1 seedless Japanese or English cucumber, cut into at least 40 paper-thin slices
2-3 large or 4 medium-sized diver scallops,cut into at least 20 ¼-inch slices
½ teaspoon sea salt
½ cup Meyer lemon vinaigrette (recipe follows)
¼ cup honeydew, chopped into small dice
4 tablespoons puffed wild rice (recipe follows)
For the puffed rice:
3 cups grapeseed oil
½ cup wild rice, uncooked
1 teaspoon kosher salt
For the Meyer lemon vinaigrette:
Zest from one Meyer lemon
4 tablespoons Meyer lemon juice (about 2 lemons)
2 teaspoons Dijon mustard
2 teaspoons honey
1 tablespoon kosher salt
Pinch of cayenne pepper
¾ cup grapeseed oil
To make the puffed rice:
In a medium sauce pan heat oil to 325°F. To test the heat, drop 1 or 2 kernels of rice into the oil. The rice should puff up and float to the surface after 2 or 3 seconds. Carefully pour rice into the hot oil. The rice Crudo of Scallop should immediately begin to sizzle, puff and float to the surface.
Immediately remove puffed rice with a dry, slotted spoon and place onto paper towels to drain. Season with salt.
To make the Meyer lemon vinaigrette: Using a whisk, combine all ingredients except oil in a small bowl. While whisking, slowly drizzle oil into bowl until mixture emulsifies and thickens.
To finish, place approximately 10 slices of cucumber on the bottom of each serving plate, slightly overlapping each slice. Gently place 5 slices of scallop atop cucumbers on each plate. Season with sea salt and drizzle vinaigrette using a spoon. Garnish each plate with 1 tablespoon each of honeydew melon and puffed rice. Serves 4.
To preserve the pristine nature of the scallop crudo, Igarashi suggested saké with a clean, refreshing profile and a delicate texture like the méthode champenoise Mizbasho Pure Sparkling Saké from Nagai Shuzo. To emphasize the dish’s sweet honeydew notes, she recommended two junmai daiginjo—delicate, ultrapremium saké made from finely milled rice grains. Wonderfully fruity and floral on the nose, the Hoyo Kura no Hana from Uchigasaki Shuzoten shined a spotlight on the melon and Meyer lemon flavors. The refreshing Dassai 39 from Asahi Shuzo opened with a subtle, almost ethereal fruit character, but developed an earthiness in the mouth that further enhanced the nutty, puffed rice garnish.

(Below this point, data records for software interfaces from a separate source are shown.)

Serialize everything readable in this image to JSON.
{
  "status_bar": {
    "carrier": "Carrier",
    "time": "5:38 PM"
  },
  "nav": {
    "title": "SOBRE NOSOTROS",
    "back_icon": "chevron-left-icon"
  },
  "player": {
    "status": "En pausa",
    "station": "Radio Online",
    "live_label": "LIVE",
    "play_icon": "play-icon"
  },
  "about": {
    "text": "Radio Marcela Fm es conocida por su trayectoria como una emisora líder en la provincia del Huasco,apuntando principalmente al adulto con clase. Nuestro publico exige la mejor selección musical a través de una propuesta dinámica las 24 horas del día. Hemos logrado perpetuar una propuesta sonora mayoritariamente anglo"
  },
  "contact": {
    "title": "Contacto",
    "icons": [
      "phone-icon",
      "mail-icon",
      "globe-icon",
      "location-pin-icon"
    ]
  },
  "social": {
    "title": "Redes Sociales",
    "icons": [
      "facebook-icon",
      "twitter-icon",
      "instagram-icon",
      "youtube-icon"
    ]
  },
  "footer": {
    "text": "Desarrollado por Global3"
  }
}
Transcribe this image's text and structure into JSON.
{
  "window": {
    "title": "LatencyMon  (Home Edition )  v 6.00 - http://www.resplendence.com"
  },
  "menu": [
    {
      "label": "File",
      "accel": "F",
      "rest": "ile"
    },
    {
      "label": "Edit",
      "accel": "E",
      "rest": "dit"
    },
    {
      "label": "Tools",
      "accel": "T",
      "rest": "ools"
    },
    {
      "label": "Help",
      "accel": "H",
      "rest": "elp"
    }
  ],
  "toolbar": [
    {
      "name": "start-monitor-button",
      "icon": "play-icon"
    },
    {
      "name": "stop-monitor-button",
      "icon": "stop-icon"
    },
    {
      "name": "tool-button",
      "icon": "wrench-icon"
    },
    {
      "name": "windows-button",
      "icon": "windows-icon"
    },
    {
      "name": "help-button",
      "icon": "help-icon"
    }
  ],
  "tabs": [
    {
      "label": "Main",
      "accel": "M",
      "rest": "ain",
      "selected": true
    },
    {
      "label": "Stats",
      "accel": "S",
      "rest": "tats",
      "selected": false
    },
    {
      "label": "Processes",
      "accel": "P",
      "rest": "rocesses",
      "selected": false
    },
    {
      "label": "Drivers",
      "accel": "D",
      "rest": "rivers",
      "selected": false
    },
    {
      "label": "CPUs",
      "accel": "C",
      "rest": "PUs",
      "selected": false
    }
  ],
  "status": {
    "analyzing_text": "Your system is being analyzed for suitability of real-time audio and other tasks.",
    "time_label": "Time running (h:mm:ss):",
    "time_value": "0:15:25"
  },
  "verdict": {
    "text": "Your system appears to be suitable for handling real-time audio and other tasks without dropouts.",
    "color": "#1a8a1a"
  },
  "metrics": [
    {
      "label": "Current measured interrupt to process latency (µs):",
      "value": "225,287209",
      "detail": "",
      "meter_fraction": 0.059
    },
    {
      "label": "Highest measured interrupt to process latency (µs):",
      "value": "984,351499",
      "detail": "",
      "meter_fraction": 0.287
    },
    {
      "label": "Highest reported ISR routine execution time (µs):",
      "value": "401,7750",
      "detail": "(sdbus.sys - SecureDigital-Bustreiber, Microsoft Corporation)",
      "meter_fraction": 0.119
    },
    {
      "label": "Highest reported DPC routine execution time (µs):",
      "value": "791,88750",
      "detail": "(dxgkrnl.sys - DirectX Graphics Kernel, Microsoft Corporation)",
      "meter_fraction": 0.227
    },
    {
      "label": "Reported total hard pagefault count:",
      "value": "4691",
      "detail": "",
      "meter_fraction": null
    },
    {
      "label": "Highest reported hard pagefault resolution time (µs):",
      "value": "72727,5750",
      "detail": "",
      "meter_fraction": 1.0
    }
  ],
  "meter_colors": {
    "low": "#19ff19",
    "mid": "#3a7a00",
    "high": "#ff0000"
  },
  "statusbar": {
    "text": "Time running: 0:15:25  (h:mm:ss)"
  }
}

Nagai Shuzo, Mizbasho Pure Sparkling Saké (Gunma); $60/720 ml. Imported by JFC International Inc.
Uchigasaki Shuzoten, Hoyo Kura no Hana Junmai Daiginjo (Miyagi); $29/500 ml. Imported by World Saké Imports.
Asahi Shuzo, Dassai 39 Junmai Daiginjo (Yamaguchi); $52/720 ml. Imported by Mutual Trading Co., Ltd.
To start, try pairing saké at home with foods readily available in your pantry or local markets.
For creamy, delicate cheeses with fruity, floral notes like a Reblochon, or even a nutty goat Chèvre, try a soft, floral junmai ginjo saké with a round, lactic feel on the palate. Try Marumoto Brewery, Chikurin Karoyaka Junmai Ginjo (Okayama); $36/720 ml. Imported by Joto Saké.
Kimoto saké, which, like yamahai saké, is often earthy and full of umami and brine notes, can complement the rich, gamey elements of chicken liver pâté or even foie gras. Try Hinomaru Jozo, Manabito Kimoto Junmai Ginjo (Akita); $45/720 ml. Imported by Winebow.
A dry, savory saké with a creamy, rice-laden palate and saline astringency is perfect with delicate oysters, drawing out their soft, milky sweetness. Try Sakata Shuzo, Jokigen Euphoria Junmai Ginjo (Yamagata); $28/720 ml. Imported by Banzai Beverage Corporation.
Dark chocolate, vanilla ice cream or even a stinky blue cheese can be paired perfectly with a Sherry-like koshu, or aged saké, with its rich, nutty aromas and bold, creamy palate. Try Ichishima Shuzo, Ginjo Koshu (Niigata); $60/720 ml. Imported by Winebow.
For Saké 101, click here.